## Data listing
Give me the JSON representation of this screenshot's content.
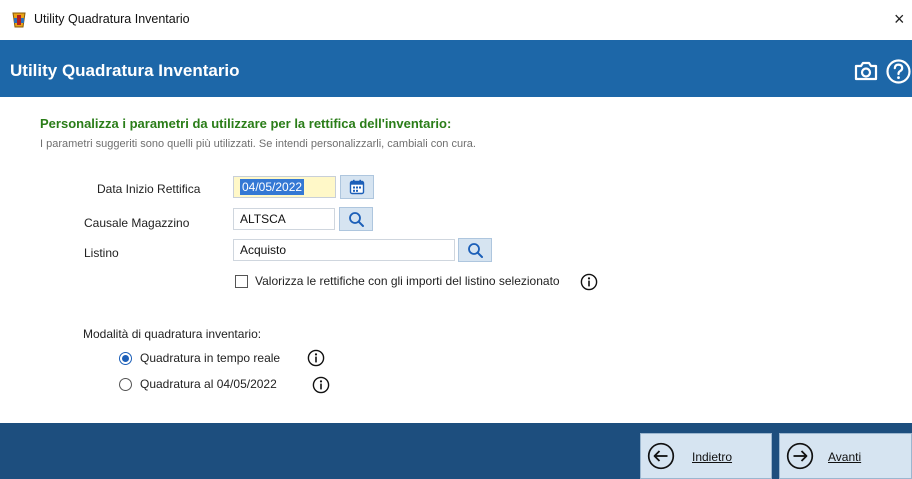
{
  "window": {
    "title": "Utility Quadratura Inventario",
    "close_glyph": "×"
  },
  "header": {
    "title": "Utility Quadratura Inventario",
    "icons": [
      "camera-icon",
      "help-icon"
    ]
  },
  "colors": {
    "header_bg": "#1d67a8",
    "footer_bg": "#1d4e7e",
    "section_title": "#2a7d18",
    "button_bg": "#d6e4f1",
    "date_field_bg": "#fff8c8",
    "selection": "#3478d4"
  },
  "section": {
    "title": "Personalizza i parametri da utilizzare per la rettifica dell'inventario:",
    "subtitle": "I parametri suggeriti sono quelli più utilizzati. Se intendi personalizzarli, cambiali con cura."
  },
  "form": {
    "date_label": "Data Inizio Rettifica",
    "date_value": "04/05/2022",
    "causale_label": "Causale Magazzino",
    "causale_value": "ALTSCA",
    "listino_label": "Listino",
    "listino_value": "Acquisto",
    "checkbox_label": "Valorizza le rettifiche con gli importi del listino selezionato",
    "checkbox_checked": false
  },
  "mode": {
    "label": "Modalità di quadratura inventario:",
    "options": [
      {
        "label": "Quadratura in tempo reale",
        "selected": true
      },
      {
        "label": "Quadratura al 04/05/2022",
        "selected": false
      }
    ]
  },
  "footer": {
    "back_label": "Indietro",
    "next_label": "Avanti"
  }
}
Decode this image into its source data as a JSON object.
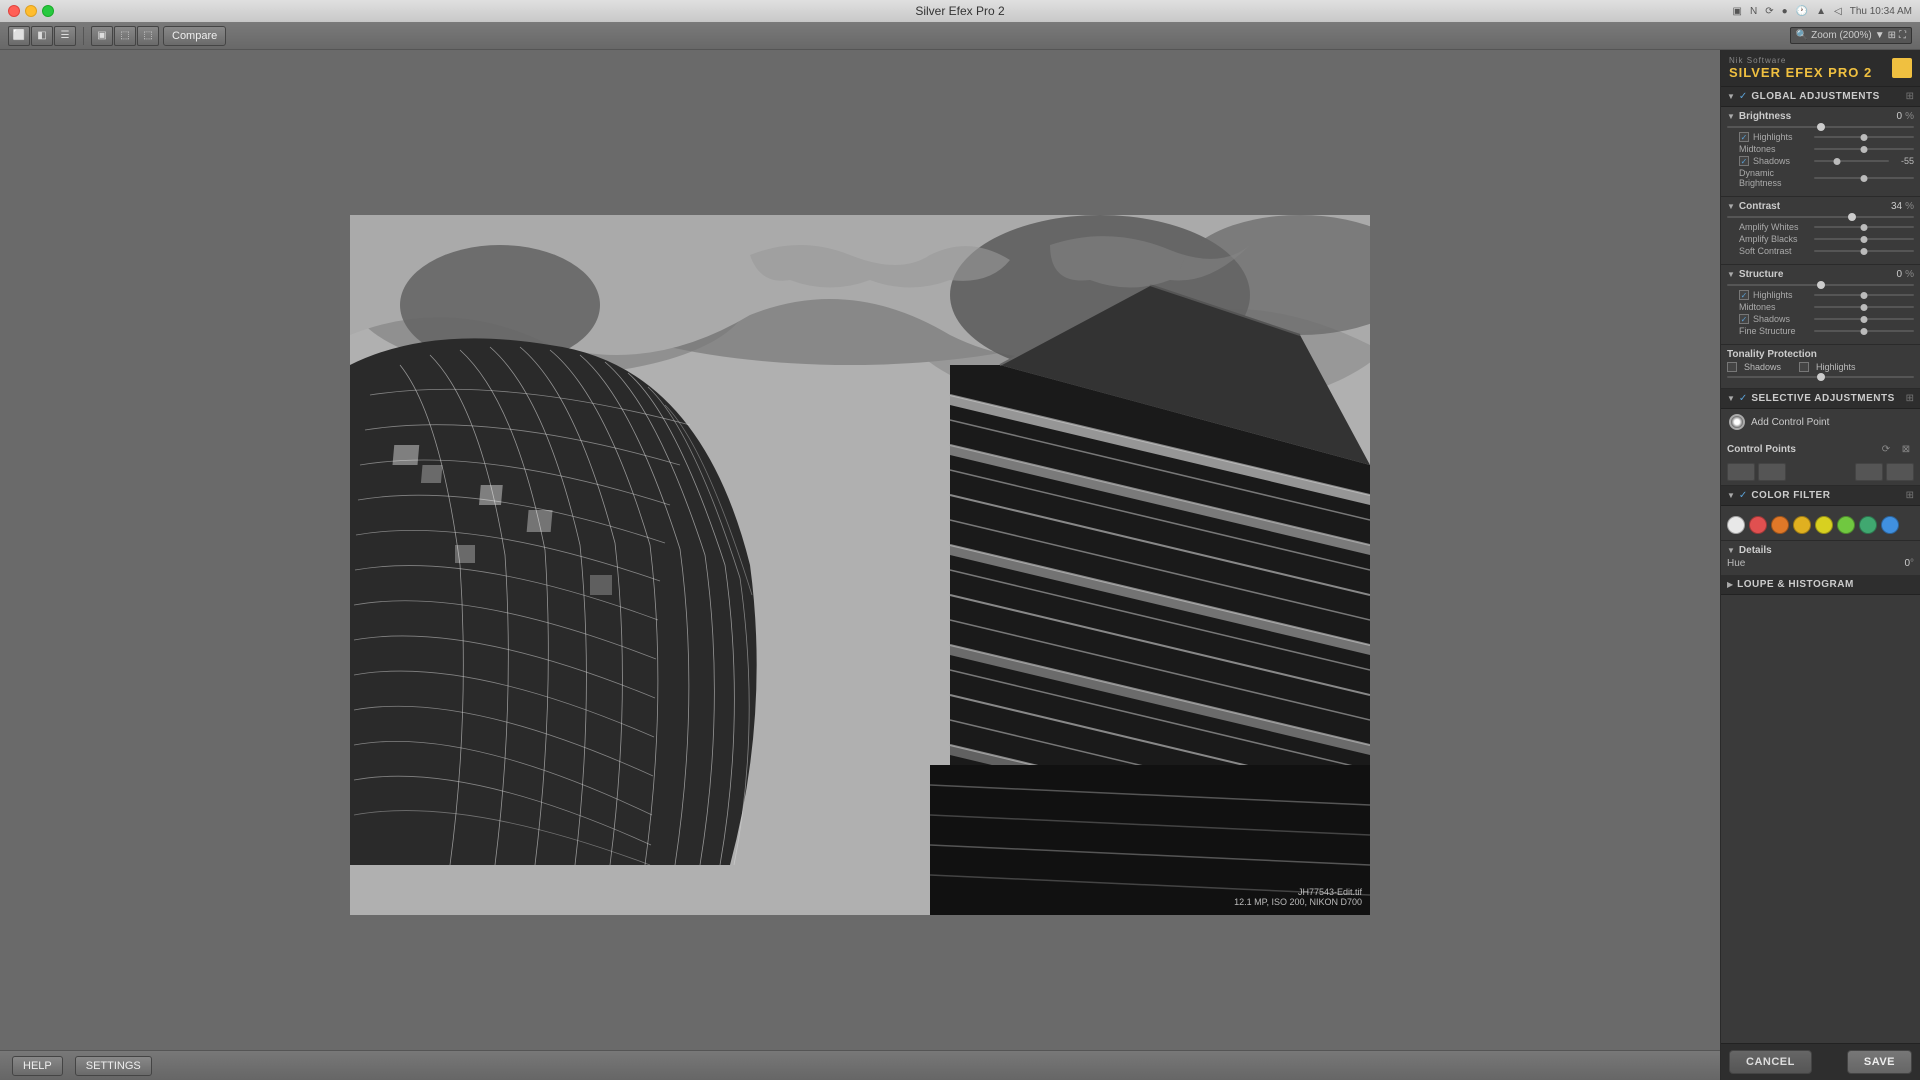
{
  "window": {
    "title": "Silver Efex Pro 2",
    "datetime": "Thu 10:34 AM"
  },
  "titlebar": {
    "title": "Silver Efex Pro 2"
  },
  "toolbar": {
    "compare_label": "Compare",
    "zoom_label": "Zoom (200%)",
    "zoom_value": "Zoom (200%)"
  },
  "brand": {
    "nik": "Nik Software",
    "name": "SILVER EFEX PRO",
    "version": "2"
  },
  "sections": {
    "global_adjustments": "GLOBAL ADJUSTMENTS",
    "selective_adjustments": "SELECTIVE ADJUSTMENTS",
    "control_points": "Control Points",
    "color_filter": "COLOR FILTER",
    "details": "Details",
    "loupe_histogram": "LOUPE & HISTOGRAM"
  },
  "brightness": {
    "label": "Brightness",
    "value": "0",
    "unit": "%",
    "highlights_label": "Highlights",
    "midtones_label": "Midtones",
    "shadows_label": "Shadows",
    "shadows_value": "-55",
    "dynamic_brightness_label": "Dynamic Brightness"
  },
  "contrast": {
    "label": "Contrast",
    "value": "34",
    "unit": "%",
    "amplify_whites_label": "Amplify Whites",
    "amplify_blacks_label": "Amplify Blacks",
    "soft_contrast_label": "Soft Contrast"
  },
  "structure": {
    "label": "Structure",
    "value": "0",
    "unit": "%",
    "highlights_label": "Highlights",
    "midtones_label": "Midtones",
    "shadows_label": "Shadows",
    "fine_structure_label": "Fine Structure"
  },
  "tonality": {
    "label": "Tonality Protection",
    "shadows_label": "Shadows",
    "highlights_label": "Highlights"
  },
  "selective": {
    "add_control_point": "Add Control Point"
  },
  "color_filter": {
    "label": "COLOR FILTER",
    "colors": [
      "#e8e8e8",
      "#e05050",
      "#e07828",
      "#e0b020",
      "#d8d020",
      "#70c840",
      "#40a870",
      "#4090e0"
    ]
  },
  "details": {
    "label": "Details",
    "hue_label": "Hue",
    "hue_value": "0",
    "hue_unit": "°"
  },
  "footer": {
    "cancel_label": "CANCEL",
    "save_label": "SAVE"
  },
  "photo": {
    "caption_line1": "JH77543-Edit.tif",
    "caption_line2": "12.1 MP, ISO 200, NIKON D700"
  },
  "bottom": {
    "help_label": "HELP",
    "settings_label": "SETTINGS"
  }
}
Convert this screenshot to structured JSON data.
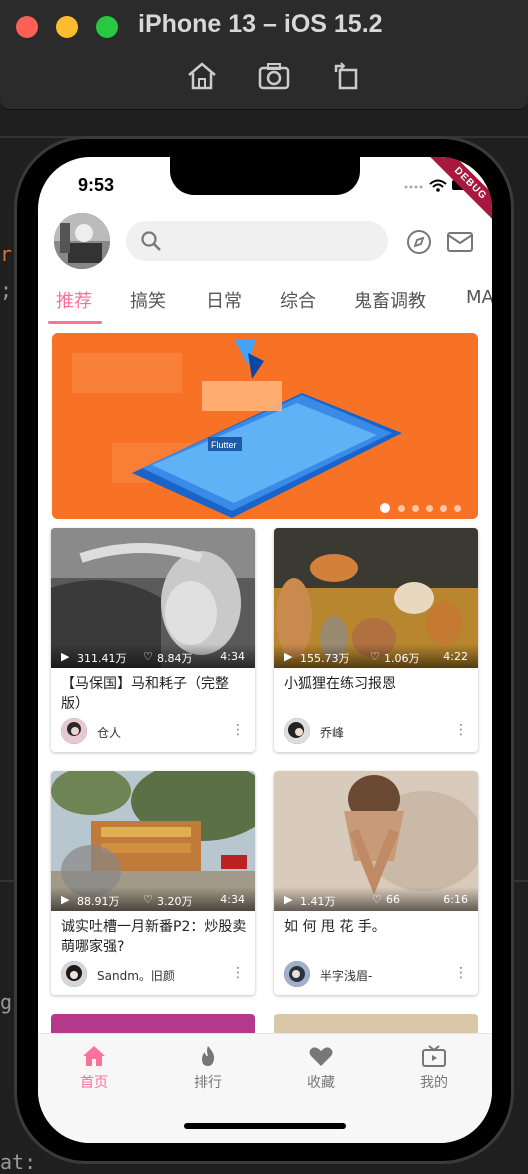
{
  "simulator": {
    "title": "iPhone 13 – iOS 15.2",
    "buttons": [
      "home-icon",
      "screenshot-icon",
      "rotate-icon"
    ]
  },
  "status_bar": {
    "time": "9:53",
    "debug_label": "DEBUG"
  },
  "header": {
    "search_placeholder": "",
    "icons": [
      "compass-icon",
      "mail-icon"
    ]
  },
  "tabs": [
    {
      "label": "推荐",
      "active": true
    },
    {
      "label": "搞笑"
    },
    {
      "label": "日常"
    },
    {
      "label": "综合"
    },
    {
      "label": "鬼畜调教"
    },
    {
      "label": "MA"
    }
  ],
  "banner": {
    "text": "Flutter",
    "page_count": 6,
    "active_page": 0
  },
  "videos": [
    {
      "views": "311.41万",
      "likes": "8.84万",
      "duration": "4:34",
      "title": "【马保国】马和耗子（完整版）",
      "author": "仓人"
    },
    {
      "views": "155.73万",
      "likes": "1.06万",
      "duration": "4:22",
      "title": "小狐狸在练习报恩",
      "author": "乔峰"
    },
    {
      "views": "88.91万",
      "likes": "3.20万",
      "duration": "4:34",
      "title": "诚实吐槽一月新番P2：炒股卖萌哪家强?",
      "author": "Sandm。旧颜"
    },
    {
      "views": "1.41万",
      "likes": "66",
      "duration": "6:16",
      "title": "如 何 甩 花 手。",
      "author": "半字浅眉-"
    }
  ],
  "bottom_nav": [
    {
      "label": "首页",
      "icon": "home-icon",
      "active": true
    },
    {
      "label": "排行",
      "icon": "fire-icon"
    },
    {
      "label": "收藏",
      "icon": "heart-icon"
    },
    {
      "label": "我的",
      "icon": "tv-icon"
    }
  ],
  "colors": {
    "accent": "#fb7299",
    "banner": "#f87226"
  }
}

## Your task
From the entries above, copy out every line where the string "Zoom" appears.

## Answer box
    "zoom_label": "Zoom (200%)",
    "zoom_value": "Zoom (200%)"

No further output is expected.